_Aim of the exercise_
Each line below with the word "File" needs to be copied.

_Supplied material_
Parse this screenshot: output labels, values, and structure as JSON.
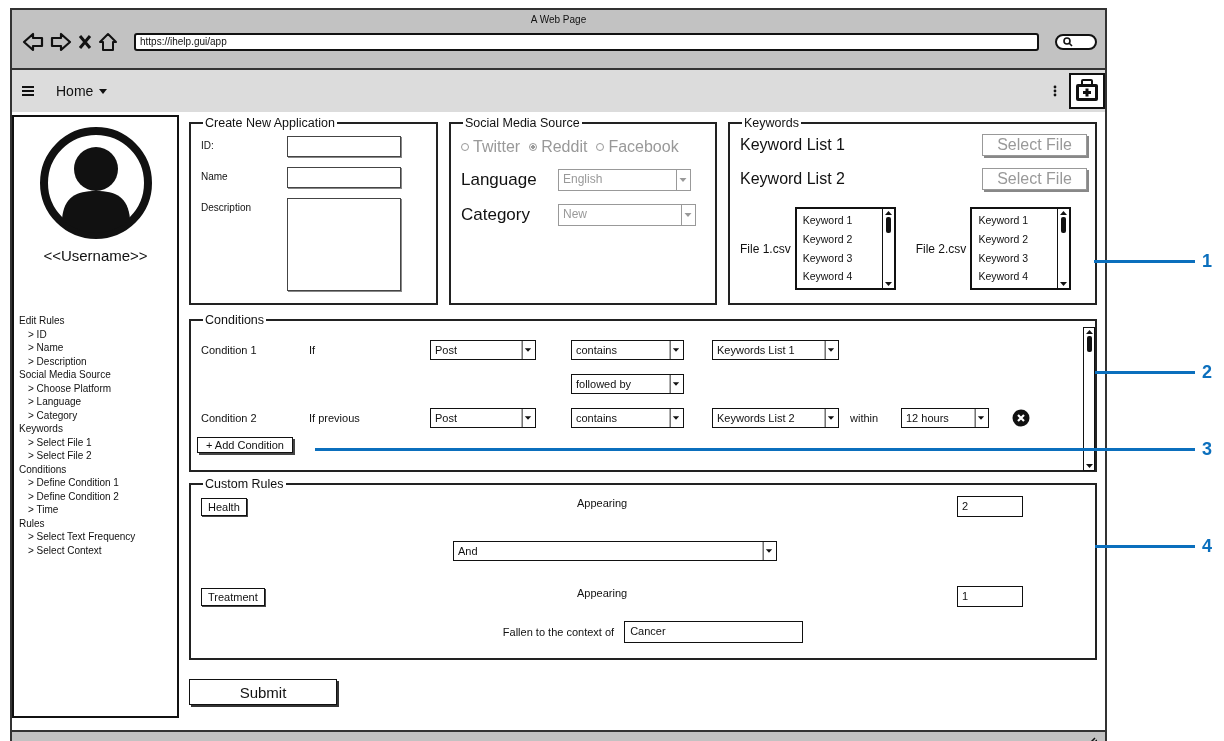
{
  "browser": {
    "title": "A Web Page",
    "url": "https://ihelp.gui/app"
  },
  "nav": {
    "menu": "Home"
  },
  "sidebar": {
    "username": "<<Username>>",
    "outline": [
      {
        "label": "Edit Rules",
        "children": [
          {
            "label": "> ID"
          },
          {
            "label": "> Name"
          },
          {
            "label": "> Description"
          }
        ]
      },
      {
        "label": "Social Media Source",
        "children": [
          {
            "label": "> Choose Platform"
          },
          {
            "label": "> Language"
          },
          {
            "label": "> Category"
          }
        ]
      },
      {
        "label": "Keywords",
        "children": [
          {
            "label": "> Select File 1"
          },
          {
            "label": "> Select File 2"
          }
        ]
      },
      {
        "label": "Conditions",
        "children": [
          {
            "label": "> Define Condition 1"
          },
          {
            "label": "> Define Condition 2"
          },
          {
            "label": "> Time"
          }
        ]
      },
      {
        "label": "Rules",
        "children": [
          {
            "label": "> Select Text Frequency"
          },
          {
            "label": "> Select Context"
          }
        ]
      }
    ]
  },
  "create_application": {
    "title": "Create New Application",
    "fields": [
      {
        "label": "ID:",
        "kind": "input"
      },
      {
        "label": "Name",
        "kind": "input"
      },
      {
        "label": "Description",
        "kind": "textarea"
      }
    ]
  },
  "social_media_source": {
    "title": "Social Media Source",
    "disabled": true,
    "platforms": [
      {
        "label": "Twitter",
        "selected": false
      },
      {
        "label": "Reddit",
        "selected": true
      },
      {
        "label": "Facebook",
        "selected": false
      }
    ],
    "selects": [
      {
        "label": "Language",
        "value": "English"
      },
      {
        "label": "Category",
        "value": "New"
      }
    ]
  },
  "keywords": {
    "title": "Keywords",
    "lists": [
      {
        "label": "Keyword List 1",
        "button": {
          "label": "Select File",
          "disabled": true
        },
        "file": "File 1.csv",
        "items": [
          "Keyword 1",
          "Keyword 2",
          "Keyword 3",
          "Keyword 4"
        ]
      },
      {
        "label": "Keyword List 2",
        "button": {
          "label": "Select File",
          "disabled": true
        },
        "file": "File 2.csv",
        "items": [
          "Keyword 1",
          "Keyword 2",
          "Keyword 3",
          "Keyword 4"
        ]
      }
    ]
  },
  "conditions": {
    "title": "Conditions",
    "rows": [
      {
        "kind": "condition",
        "label": "Condition 1",
        "prefix": "If",
        "source": "Post",
        "operator": "contains",
        "keywords": "Keywords List 1"
      },
      {
        "kind": "joiner",
        "operator": "followed by"
      },
      {
        "kind": "condition",
        "label": "Condition 2",
        "prefix": "If previous",
        "source": "Post",
        "operator": "contains",
        "keywords": "Keywords List 2",
        "within": "within",
        "time": "12 hours",
        "removable": true
      }
    ],
    "add_button": "+ Add Condition"
  },
  "custom_rules": {
    "title": "Custom Rules",
    "rows": [
      {
        "kind": "term",
        "term": "Health",
        "label": "Appearing",
        "count": "2"
      },
      {
        "kind": "operator",
        "value": "And"
      },
      {
        "kind": "term",
        "term": "Treatment",
        "label": "Appearing",
        "count": "1"
      },
      {
        "kind": "context",
        "label": "Fallen to the context of",
        "value": "Cancer"
      }
    ]
  },
  "submit": "Submit",
  "callouts": [
    "1",
    "2",
    "3",
    "4"
  ]
}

_Finished task_
            "label": "> Select File 1"
            "label": "> Select File 2"
          "label": "Select File",
        "file": "File 1.csv",
          "label": "Select File",
        "file": "File 2.csv",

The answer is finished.